Fuel economy isn't bad, with claims of 36mpg on the combined cycle, but the £170 road tax bill (courtesy of the 160g/km of CO2 emissions in cars with manual transmissions) isn’t exactly something to write home about.
Two transmissions are available on the GT86 – a manual and an automatic, both of which have six forward ratios in their gearboxes. The auto is a decent enough unit, but most critics reckon that, given the car’s billing as a ‘purist’s car’, it’s best to stick with the manual that comes as standard.
Value for money
Toyota is only selling the GT86 in one trim, and said solitary spec level comes with quite a bit of kit as standard (such as a touchscreen display, Bluetooth and iPod connectivity, cruise control and stability control), so you could argue it does offer decent value for money. The GT86 also comes with a five year/100,000 mile warranty, so that does give you piece of mind if it does indeed go wrong during that time.
There are, though, a few areas where the GT86 comes across as a bit pricey – adding some optional extras, such as the infotainment system and even metallic paint, does boost the price up noticeably, and it goes without saying that a few sports cars and similarly priced hot hatchbacks do offer more practicality, better levels of refinement and superior efficiency over what the Toyota can muster.
Still, the GT86 is still a car you could live with (just) on a daily basis, and very few cars of this type that are on sale for this amount of money can beat the Toyota in terms of pure driver involvement.
If you’re a fan of the GT86 but don’t like the way it looks, then there’s always the Subaru BRZ – underneath, bar a few minor suspension changes, it’s identical to the Toyota (though we should be saying the BRZ is identical to the GT86, as Subaru did all the technical work on the cars) and is being sold for the same amount of money as well.
One of the criticisms of the car is the lack of power, and there may eventually be a solution that’ll rectify this in the near future. However, Toyota hasn’t confirmed any additional engine upgrades to the car, so there may be a while to go yet before we see a faster, in-house version of the GT86.
Toyota has confirmed a TRD (Toyota Racing Department) will go on sale in early 2013, thought it will likely be just cosmetic additions.
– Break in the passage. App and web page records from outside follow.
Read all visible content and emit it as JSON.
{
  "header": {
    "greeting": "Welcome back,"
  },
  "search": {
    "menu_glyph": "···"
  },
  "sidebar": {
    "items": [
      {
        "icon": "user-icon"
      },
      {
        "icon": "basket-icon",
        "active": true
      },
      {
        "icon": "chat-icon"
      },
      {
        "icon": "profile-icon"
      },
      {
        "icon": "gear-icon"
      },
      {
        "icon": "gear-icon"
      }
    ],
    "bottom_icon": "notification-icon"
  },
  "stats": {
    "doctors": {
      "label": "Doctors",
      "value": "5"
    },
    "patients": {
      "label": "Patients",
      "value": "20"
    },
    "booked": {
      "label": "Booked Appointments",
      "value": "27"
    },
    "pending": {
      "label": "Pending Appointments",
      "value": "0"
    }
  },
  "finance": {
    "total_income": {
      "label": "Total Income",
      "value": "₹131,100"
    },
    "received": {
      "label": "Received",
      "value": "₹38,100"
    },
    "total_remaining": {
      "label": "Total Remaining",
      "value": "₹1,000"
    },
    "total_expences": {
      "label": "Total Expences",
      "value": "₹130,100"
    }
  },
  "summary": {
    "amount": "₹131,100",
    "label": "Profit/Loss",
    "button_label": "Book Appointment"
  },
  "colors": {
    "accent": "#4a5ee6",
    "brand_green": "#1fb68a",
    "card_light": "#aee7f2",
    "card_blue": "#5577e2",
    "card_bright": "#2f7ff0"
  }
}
Very few cars in recent memory have been as highly anticipated as the new Toyota GT86 – with a long gestation period and endless teases at its proposed brilliance, everyone was expecting the new Japanese sports car to be a game changer. And, whilst not all the experts agree with that last bit, their verdict on it being a great, affordable performance machine is nigh on unanimous.
Whilst it might not be as practical, as plush or as user-friendly as some of its rivals, hardly any can match the GT86 as a driving tool. It doesn’t radically change the game, but there’s no denying that there’s plenty to like about the Toyota from a “purist’s point of view”.
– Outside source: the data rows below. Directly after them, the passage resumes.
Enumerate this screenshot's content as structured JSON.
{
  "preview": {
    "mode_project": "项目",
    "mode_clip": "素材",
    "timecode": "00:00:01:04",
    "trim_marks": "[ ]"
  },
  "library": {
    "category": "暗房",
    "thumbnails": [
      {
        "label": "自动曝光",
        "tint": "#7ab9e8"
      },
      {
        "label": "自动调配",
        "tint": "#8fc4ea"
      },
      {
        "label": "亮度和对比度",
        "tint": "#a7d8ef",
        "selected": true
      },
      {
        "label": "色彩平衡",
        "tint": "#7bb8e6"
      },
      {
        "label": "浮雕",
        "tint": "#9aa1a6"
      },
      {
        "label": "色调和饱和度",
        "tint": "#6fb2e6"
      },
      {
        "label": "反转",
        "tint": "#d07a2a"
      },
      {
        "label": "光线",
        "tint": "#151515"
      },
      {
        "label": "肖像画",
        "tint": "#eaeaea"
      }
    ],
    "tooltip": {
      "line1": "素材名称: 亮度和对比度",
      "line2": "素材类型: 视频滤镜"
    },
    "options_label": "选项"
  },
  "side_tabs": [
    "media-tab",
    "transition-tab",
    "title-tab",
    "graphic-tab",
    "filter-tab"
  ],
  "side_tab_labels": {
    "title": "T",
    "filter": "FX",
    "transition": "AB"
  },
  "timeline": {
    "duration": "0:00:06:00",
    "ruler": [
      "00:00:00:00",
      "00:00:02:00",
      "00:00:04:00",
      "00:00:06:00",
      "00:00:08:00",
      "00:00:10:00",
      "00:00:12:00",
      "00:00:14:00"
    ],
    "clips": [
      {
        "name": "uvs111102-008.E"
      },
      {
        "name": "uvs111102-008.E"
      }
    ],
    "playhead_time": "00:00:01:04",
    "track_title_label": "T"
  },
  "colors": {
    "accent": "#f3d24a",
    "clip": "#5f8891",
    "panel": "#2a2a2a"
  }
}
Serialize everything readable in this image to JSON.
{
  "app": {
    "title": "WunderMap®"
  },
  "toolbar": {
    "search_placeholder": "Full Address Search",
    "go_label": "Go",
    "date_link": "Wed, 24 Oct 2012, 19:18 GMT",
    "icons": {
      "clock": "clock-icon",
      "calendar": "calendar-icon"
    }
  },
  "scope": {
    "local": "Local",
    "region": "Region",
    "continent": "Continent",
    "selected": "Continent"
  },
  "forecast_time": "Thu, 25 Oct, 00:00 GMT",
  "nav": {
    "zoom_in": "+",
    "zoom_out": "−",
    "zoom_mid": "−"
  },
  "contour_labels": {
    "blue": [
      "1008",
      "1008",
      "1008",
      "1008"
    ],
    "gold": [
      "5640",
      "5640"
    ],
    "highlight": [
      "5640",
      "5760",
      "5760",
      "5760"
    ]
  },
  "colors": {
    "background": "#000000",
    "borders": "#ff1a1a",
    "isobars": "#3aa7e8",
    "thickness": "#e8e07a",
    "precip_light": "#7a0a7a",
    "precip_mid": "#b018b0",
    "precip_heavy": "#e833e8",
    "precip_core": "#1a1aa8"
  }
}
It won’t be for everyone, but if you’re in the market for a sports coupe that’s great to drive, won’t cost the Earth to own and is practical enough to deal with more ‘mundane tasks’ when you’re not tackling your favourite driving roads in it, the prospect of having a Toyota GT86 on your driveway is, from our standing, something worth thinking about.
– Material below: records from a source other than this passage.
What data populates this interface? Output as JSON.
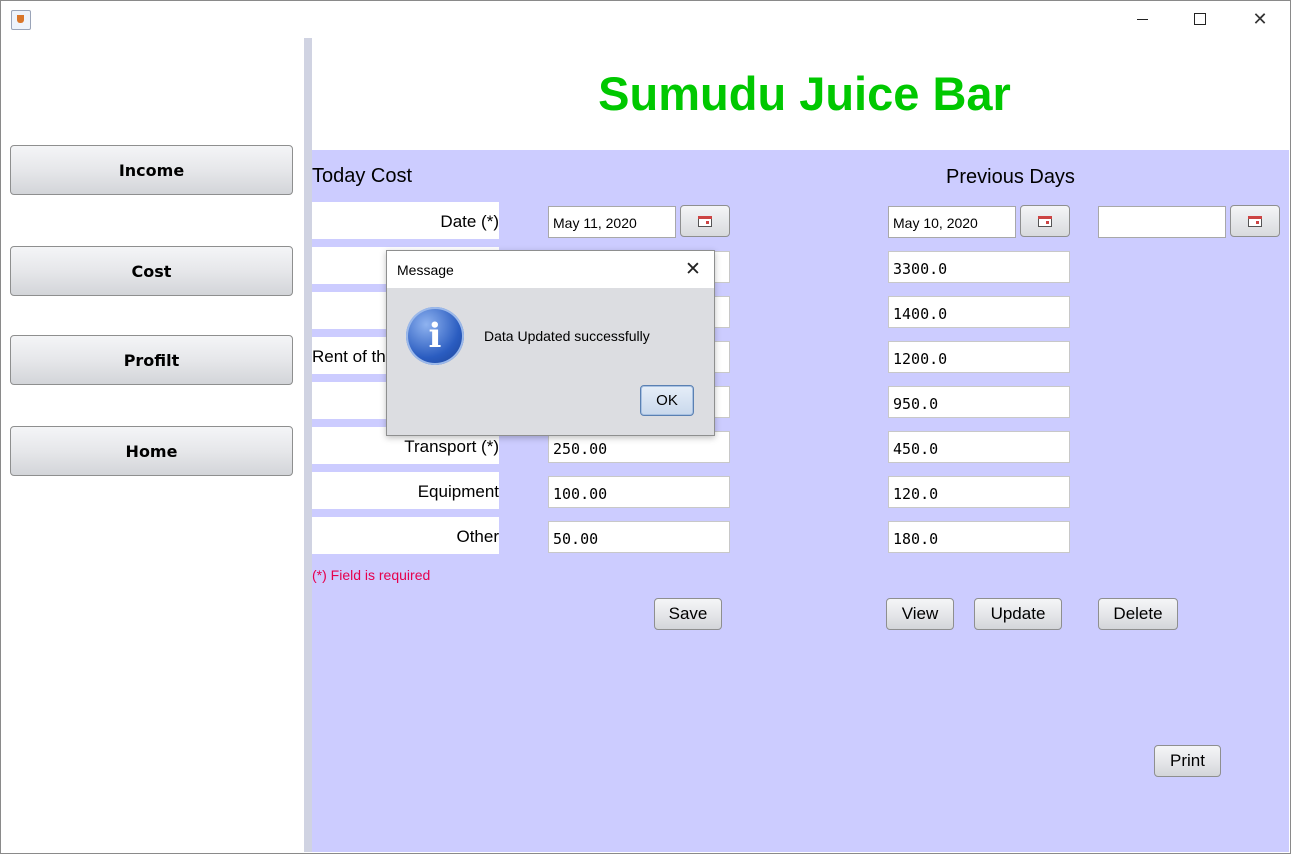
{
  "window": {
    "minimize_icon": "minimize-icon",
    "maximize_icon": "maximize-icon",
    "close_icon": "close-icon"
  },
  "sidebar": {
    "items": [
      {
        "label": "Income"
      },
      {
        "label": "Cost"
      },
      {
        "label": "Profilt"
      },
      {
        "label": "Home"
      }
    ]
  },
  "header": {
    "title": "Sumudu Juice Bar",
    "title_color": "#00c800"
  },
  "colors": {
    "content_bg": "#ccccff",
    "required_note": "#e6004c"
  },
  "today": {
    "heading": "Today Cost",
    "date_label": "Date (*)",
    "date_value": "May 11, 2020",
    "rows": [
      {
        "label": "",
        "value": ""
      },
      {
        "label": "",
        "value": ""
      },
      {
        "label": "Rent of th",
        "value": ""
      },
      {
        "label": "",
        "value": ""
      },
      {
        "label": "Transport (*)",
        "value": "250.00"
      },
      {
        "label": "Equipment",
        "value": "100.00"
      },
      {
        "label": "Other",
        "value": "50.00"
      }
    ],
    "required_note": "(*) Field is required",
    "save_label": "Save"
  },
  "previous": {
    "heading": "Previous Days",
    "date_value": "May 10, 2020",
    "date2_value": "",
    "values": [
      "3300.0",
      "1400.0",
      "1200.0",
      "950.0",
      "450.0",
      "120.0",
      "180.0"
    ],
    "view_label": "View",
    "update_label": "Update",
    "delete_label": "Delete",
    "print_label": "Print"
  },
  "dialog": {
    "title": "Message",
    "message": "Data Updated successfully",
    "ok_label": "OK",
    "icon": "info-icon"
  }
}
- Price range:
- £24,995 - £35,345
- 34 - 39
- Date released:
- Replacement due:
- Not for a few years
- Model history:
- There haven't been any significant updates so far
- Other variants:
- There's also the almost identical Subaru BRZ
Carbuyer review the GT86. Useful review that shows the interior space, equipment and what it's like to live with.
Autocar get their hands on the GT86 and share what it's like to drive. Safe to say, they love it!
Evo Magazine test the GT86 on a track to see what it's like at speed.
Official Toyota video looking at the GT86's engine. Including some of the tech and research that went into it
Toyota video looking into the design of both the interior and exterior of the GT86.